> **YOUR GOAL**: Copy out exactly the lines from the one containing "Decode this image" through the end of the records, and no pictures.

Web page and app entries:
- Opening Delimiter -
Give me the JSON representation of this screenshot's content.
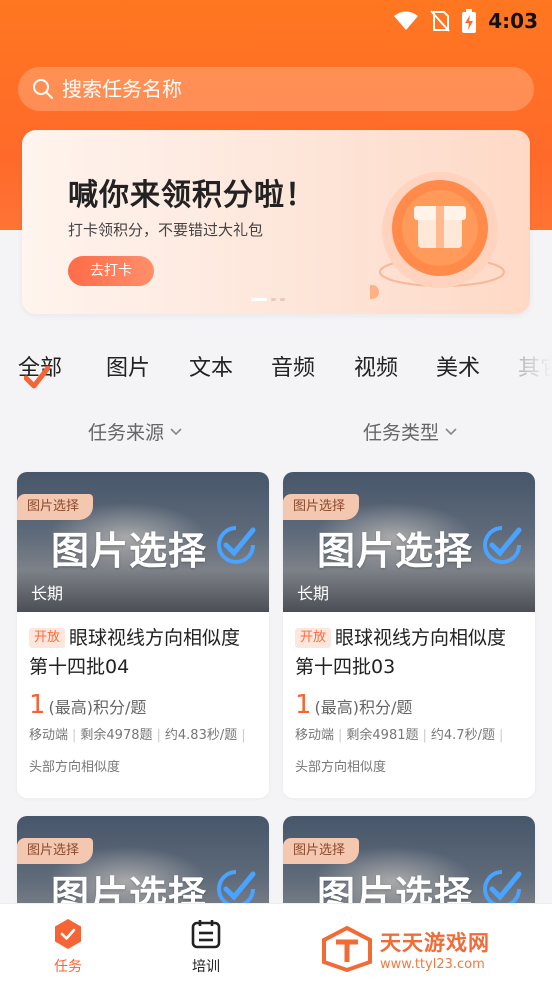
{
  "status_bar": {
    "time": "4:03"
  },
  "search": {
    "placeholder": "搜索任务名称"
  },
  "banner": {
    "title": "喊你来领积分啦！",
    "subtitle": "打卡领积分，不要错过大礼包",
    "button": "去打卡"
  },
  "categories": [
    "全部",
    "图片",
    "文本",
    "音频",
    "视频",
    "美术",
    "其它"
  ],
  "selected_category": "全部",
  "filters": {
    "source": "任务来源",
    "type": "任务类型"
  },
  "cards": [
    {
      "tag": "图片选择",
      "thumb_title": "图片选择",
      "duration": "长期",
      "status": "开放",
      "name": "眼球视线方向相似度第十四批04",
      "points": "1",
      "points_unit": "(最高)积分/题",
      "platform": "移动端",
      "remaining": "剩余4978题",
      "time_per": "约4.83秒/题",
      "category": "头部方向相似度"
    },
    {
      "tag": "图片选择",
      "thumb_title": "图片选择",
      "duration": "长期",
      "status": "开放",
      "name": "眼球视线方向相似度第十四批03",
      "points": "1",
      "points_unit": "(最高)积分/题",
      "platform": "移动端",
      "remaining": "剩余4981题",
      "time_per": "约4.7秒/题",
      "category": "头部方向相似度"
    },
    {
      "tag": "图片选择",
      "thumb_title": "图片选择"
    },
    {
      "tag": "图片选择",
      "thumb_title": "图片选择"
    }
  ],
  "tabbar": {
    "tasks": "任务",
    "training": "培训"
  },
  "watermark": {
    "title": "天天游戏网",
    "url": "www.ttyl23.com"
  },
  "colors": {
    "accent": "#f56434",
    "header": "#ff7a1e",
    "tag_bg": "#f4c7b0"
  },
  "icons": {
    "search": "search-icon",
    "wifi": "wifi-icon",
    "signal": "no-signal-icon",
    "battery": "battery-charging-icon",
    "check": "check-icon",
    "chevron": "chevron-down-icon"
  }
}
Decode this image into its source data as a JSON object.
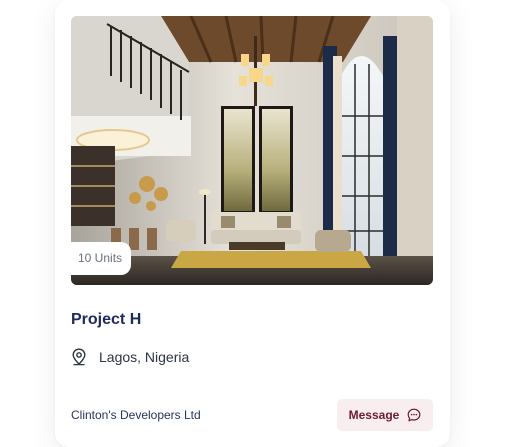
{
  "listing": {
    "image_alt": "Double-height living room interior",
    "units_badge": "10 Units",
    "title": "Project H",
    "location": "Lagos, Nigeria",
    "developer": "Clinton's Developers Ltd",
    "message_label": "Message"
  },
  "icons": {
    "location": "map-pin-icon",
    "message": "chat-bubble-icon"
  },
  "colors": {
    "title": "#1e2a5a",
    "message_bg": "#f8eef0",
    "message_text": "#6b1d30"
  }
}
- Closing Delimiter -
> **RESULT OF THIS TASK**:
Decode this image into its source data as a JSON object.
{
  "listing": {
    "image_alt": "Double-height living room interior",
    "units_badge": "10 Units",
    "title": "Project H",
    "location": "Lagos, Nigeria",
    "developer": "Clinton's Developers Ltd",
    "message_label": "Message"
  },
  "icons": {
    "location": "map-pin-icon",
    "message": "chat-bubble-icon"
  },
  "colors": {
    "title": "#1e2a5a",
    "message_bg": "#f8eef0",
    "message_text": "#6b1d30"
  }
}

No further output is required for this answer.